**Problem requirements**:
The response must be made up of the lines in the entries below that contain "image".

○ ○ ○ ○ ○ ○ ○

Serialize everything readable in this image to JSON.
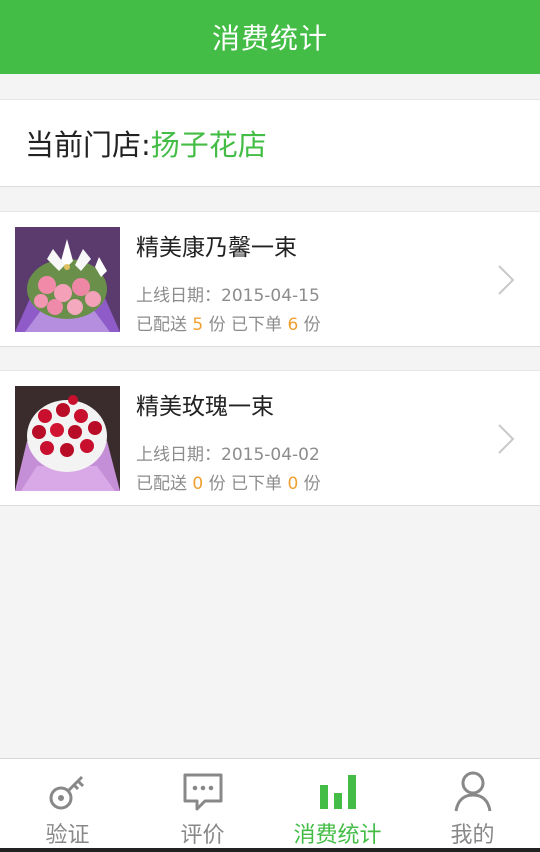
{
  "header": {
    "title": "消费统计"
  },
  "store": {
    "label": "当前门店:",
    "name": "扬子花店"
  },
  "products": [
    {
      "name": "精美康乃馨一束",
      "date_label": "上线日期：",
      "date": "2015-04-15",
      "delivered_prefix": "已配送 ",
      "delivered": "5",
      "delivered_unit": " 份 ",
      "ordered_prefix": "已下单 ",
      "ordered": "6",
      "ordered_unit": " 份",
      "image_icon": "carnation-bouquet-image"
    },
    {
      "name": "精美玫瑰一束",
      "date_label": "上线日期：",
      "date": "2015-04-02",
      "delivered_prefix": "已配送 ",
      "delivered": "0",
      "delivered_unit": " 份 ",
      "ordered_prefix": "已下单 ",
      "ordered": "0",
      "ordered_unit": " 份",
      "image_icon": "rose-bouquet-image"
    }
  ],
  "nav": {
    "tabs": [
      {
        "label": "验证",
        "icon": "key-icon",
        "active": false
      },
      {
        "label": "评价",
        "icon": "chat-bubble-icon",
        "active": false
      },
      {
        "label": "消费统计",
        "icon": "bar-chart-icon",
        "active": true
      },
      {
        "label": "我的",
        "icon": "user-icon",
        "active": false
      }
    ]
  },
  "colors": {
    "brand": "#43bd45",
    "count_highlight": "#f0a030",
    "muted_text": "#8c8c8c"
  }
}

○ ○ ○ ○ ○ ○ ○

**Expected answer**:
Serialize everything readable in this image to JSON.
      "image_icon": "carnation-bouquet-image"
      "image_icon": "rose-bouquet-image"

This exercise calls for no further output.